DATA FOR PROCESSING>

........

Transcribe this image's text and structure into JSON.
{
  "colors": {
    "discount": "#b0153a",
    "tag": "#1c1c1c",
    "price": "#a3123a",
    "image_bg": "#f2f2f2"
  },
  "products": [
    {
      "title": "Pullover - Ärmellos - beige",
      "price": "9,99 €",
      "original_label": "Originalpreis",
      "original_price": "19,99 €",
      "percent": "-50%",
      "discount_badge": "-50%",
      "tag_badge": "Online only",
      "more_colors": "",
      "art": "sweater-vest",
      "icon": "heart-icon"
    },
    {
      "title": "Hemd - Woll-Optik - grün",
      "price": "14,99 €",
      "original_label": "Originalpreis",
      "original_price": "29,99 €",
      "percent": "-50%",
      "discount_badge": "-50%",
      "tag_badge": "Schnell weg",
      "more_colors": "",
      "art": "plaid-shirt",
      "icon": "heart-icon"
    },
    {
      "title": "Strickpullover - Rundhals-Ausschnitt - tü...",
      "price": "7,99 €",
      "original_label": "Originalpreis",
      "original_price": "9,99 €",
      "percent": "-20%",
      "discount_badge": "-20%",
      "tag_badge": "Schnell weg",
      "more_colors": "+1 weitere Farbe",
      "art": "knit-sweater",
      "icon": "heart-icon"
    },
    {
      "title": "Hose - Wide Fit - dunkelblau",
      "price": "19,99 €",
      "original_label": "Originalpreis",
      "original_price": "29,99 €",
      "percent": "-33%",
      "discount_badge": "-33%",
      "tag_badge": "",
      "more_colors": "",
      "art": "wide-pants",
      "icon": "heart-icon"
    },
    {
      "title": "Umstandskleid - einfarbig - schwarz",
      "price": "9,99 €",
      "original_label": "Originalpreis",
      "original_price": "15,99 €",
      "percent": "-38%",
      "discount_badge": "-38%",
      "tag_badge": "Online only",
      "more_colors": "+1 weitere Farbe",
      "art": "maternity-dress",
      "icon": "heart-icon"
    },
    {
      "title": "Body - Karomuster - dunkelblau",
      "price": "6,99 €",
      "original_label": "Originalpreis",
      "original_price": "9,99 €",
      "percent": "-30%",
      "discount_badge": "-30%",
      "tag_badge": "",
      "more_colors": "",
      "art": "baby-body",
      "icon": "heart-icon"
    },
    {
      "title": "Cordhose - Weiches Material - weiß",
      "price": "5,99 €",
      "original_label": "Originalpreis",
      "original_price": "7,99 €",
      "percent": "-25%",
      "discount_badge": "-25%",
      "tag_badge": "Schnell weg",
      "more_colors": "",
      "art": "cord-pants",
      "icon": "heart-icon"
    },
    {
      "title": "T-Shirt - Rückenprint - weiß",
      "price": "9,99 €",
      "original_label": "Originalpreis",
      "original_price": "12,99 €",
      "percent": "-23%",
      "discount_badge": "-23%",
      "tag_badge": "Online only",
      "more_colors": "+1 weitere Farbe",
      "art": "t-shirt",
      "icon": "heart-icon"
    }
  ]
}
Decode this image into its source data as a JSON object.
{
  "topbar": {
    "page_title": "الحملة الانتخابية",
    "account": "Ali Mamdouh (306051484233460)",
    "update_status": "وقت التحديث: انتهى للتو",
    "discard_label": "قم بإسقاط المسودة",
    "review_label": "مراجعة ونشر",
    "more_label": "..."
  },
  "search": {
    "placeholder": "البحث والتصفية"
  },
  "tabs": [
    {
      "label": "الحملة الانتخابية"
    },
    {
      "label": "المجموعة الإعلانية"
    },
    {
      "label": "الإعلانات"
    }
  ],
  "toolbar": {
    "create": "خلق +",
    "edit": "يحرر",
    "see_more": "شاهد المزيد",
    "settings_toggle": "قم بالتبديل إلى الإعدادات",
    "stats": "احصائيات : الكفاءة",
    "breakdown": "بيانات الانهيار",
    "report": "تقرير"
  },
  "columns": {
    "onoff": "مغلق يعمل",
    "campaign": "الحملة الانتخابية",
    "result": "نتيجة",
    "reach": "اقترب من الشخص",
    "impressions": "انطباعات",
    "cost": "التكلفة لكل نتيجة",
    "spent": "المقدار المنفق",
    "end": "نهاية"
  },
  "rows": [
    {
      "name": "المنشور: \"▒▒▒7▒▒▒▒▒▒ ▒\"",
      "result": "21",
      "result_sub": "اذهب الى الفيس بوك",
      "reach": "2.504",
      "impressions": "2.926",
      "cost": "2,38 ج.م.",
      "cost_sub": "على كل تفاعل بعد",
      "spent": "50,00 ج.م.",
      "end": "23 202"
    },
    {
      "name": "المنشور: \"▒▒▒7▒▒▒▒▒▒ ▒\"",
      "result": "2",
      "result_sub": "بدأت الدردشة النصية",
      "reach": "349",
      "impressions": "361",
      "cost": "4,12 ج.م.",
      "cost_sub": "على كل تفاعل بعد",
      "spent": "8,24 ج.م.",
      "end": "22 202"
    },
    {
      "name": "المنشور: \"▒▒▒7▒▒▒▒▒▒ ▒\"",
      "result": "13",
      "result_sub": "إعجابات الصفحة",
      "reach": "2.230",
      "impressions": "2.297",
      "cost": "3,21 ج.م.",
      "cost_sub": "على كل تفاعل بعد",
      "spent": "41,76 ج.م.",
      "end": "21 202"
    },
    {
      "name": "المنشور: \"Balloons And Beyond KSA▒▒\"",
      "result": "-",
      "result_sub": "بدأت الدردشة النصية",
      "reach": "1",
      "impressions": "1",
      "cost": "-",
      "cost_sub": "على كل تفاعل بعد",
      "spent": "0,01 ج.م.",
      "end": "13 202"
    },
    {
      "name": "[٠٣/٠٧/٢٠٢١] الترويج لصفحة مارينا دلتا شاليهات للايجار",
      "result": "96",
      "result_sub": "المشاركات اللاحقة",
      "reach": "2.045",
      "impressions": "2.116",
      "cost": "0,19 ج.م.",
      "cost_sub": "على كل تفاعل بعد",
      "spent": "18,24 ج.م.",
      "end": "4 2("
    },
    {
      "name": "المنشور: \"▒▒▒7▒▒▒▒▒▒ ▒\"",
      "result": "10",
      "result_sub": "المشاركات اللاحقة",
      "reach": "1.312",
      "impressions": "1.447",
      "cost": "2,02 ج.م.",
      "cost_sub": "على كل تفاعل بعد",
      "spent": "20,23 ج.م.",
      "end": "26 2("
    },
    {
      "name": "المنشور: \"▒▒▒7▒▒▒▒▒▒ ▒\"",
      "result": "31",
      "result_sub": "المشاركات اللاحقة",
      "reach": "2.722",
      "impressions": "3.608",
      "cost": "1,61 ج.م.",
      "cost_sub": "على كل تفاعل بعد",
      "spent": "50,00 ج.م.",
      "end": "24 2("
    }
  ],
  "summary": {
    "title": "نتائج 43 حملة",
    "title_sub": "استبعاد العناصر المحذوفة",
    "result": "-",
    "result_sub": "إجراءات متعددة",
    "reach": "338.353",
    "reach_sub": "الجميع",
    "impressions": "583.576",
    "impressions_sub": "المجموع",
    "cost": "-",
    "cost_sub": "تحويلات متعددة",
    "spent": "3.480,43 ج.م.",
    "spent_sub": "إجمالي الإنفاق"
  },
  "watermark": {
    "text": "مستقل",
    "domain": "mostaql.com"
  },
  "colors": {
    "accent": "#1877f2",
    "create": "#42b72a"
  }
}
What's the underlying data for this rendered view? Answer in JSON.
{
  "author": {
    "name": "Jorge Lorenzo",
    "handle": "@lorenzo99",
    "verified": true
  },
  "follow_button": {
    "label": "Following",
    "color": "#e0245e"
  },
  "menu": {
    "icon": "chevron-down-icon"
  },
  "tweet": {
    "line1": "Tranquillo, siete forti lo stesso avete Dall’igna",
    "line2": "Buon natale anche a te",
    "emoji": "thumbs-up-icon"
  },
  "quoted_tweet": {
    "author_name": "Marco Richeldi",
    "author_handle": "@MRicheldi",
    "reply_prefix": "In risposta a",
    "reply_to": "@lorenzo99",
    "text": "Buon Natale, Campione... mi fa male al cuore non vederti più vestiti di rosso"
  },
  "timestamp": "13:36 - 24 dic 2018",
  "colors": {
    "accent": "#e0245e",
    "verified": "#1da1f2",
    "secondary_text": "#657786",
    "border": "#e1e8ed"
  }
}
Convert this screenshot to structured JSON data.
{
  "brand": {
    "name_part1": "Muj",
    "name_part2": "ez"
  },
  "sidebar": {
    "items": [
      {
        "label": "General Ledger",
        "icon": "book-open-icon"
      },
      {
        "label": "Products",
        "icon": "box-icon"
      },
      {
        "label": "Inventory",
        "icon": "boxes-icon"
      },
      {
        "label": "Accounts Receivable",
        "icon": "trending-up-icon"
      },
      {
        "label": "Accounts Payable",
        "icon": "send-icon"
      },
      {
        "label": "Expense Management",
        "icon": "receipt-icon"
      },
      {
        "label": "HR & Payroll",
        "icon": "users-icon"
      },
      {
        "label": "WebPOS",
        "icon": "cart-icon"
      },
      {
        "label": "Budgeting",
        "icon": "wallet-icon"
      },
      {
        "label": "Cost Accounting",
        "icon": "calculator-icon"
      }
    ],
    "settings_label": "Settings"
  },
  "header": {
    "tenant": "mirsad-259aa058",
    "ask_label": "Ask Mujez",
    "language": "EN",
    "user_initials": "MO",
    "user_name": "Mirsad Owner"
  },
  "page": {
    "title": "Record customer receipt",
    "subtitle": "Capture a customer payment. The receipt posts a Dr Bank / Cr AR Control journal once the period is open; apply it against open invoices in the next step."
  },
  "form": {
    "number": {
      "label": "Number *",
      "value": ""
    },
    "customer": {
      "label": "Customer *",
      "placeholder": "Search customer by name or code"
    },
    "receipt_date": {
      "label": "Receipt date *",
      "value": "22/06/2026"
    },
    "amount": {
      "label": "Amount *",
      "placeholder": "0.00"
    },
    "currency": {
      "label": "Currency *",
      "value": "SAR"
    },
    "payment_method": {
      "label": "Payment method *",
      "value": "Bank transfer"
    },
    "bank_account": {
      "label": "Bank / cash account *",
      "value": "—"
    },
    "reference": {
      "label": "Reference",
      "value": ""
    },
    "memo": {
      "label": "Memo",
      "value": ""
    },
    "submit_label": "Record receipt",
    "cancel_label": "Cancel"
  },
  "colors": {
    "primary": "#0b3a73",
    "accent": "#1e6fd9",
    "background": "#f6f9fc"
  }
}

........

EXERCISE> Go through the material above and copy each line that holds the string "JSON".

OUTPUT>
Transcribe this image's text and structure into JSON.
Decode this image into its source data as a JSON object.
What's the underlying data for this rendered view? Answer in JSON.
Convert this screenshot to structured JSON data.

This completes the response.